Prof. Manfed Jung, Albert-Ludwigs-Universität Freiburg, Germany

Prof. Marival Bermejo, Institute of Pharmacology, Miguel Hernández University, Spain

Dr. Pierre Lau, National Institute of Neurological Disorders, NIH, Bethesda, USA

Prof. Victor Norris, Faculty of Science, University of Rouen, France


NuAire biological safety cabinet, Biosafe II level (Class II),

NuAire air jacketed CO2-incubator,

with Hepa-filter and automatic CO2 control,

ESCO Class II BSC Airstream biological safety cabinet, Biosafe II level

Olympus inverse CKX41 microscope,

Olympus C5050 with automatic camera (5.0 MP)

Cary 50 UV-visible spectrophotometer (Varian)

Cary 100 UV- visible spectrophotometer (Varian)

Equipment for preparation and characterisation of proteins

Amicon protein concentrator cells, gel electrophoresis and Western-blot equipment, chromatography columns

Eppendorf centrifuge.

Mathematica software, v. 4.1. (Wolfram Research)

Common equipment:: Zeiss LSM 710 confocal microscope



diode laser (405 nm), 30mW

Ar-laser (458, 488, 514 nm), 25 mW

HeNe-laser (543 nm), 1 mW

HeNe-laser (633 nm), 5 mW


Plan Apo 10x, N.A.=0.3

Plan Apo 20x, N.A.=0.8 (DIC)

Plan Apo 40x, N.A.=1.4

Plan Apo 63x, N.A.=1.4 (DIC)


ZEN 2011 basic software r

FRET module license

FRAP module license


Spectral detection: Standard: 2, simultaneous confocal fluorescence channels


Actual grants

Physiological and pathological interactions of the disordered TPPP/p25 :mapping of the binding motifs

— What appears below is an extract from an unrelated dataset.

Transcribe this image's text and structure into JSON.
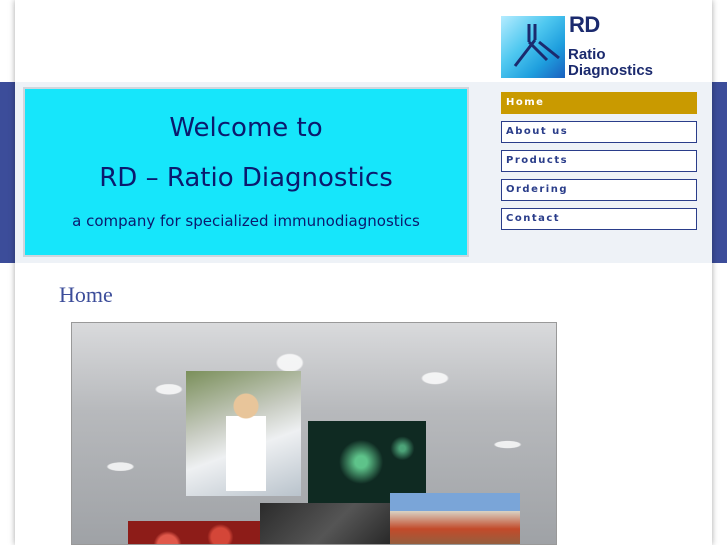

OTKAK-101039 (2012-2016)

Project leader: Ovádi Judit


OTKA K-112144 (2015-2017)

Project leader: Ovádi Judit

Zinc-Net: the Network for the Biology of Zinc

EU COST Action TD1304 (2013-2017)

Epigenetic Chemical Biology (EPICHEM)

EU COSTAction -TD0905 (2014-2018)

Group leader

Dr. Ferenc Orosz, scientific advisor



Dr. Judit Ovádi , professor emerita


Dr. Judit Oláh, senior research fellow


Dr. Attila Lehotzky , research fellow


Dr. Orsolya Vincze , research fellow


Dr. Tibor Szénási, junior research fellow


Sándor  Szunyogh, junior research fellow

Adél Szabó, PhD student, BME

Marianna Csaplár, MSc student, BME

Kinga Kovács  MSc student, BME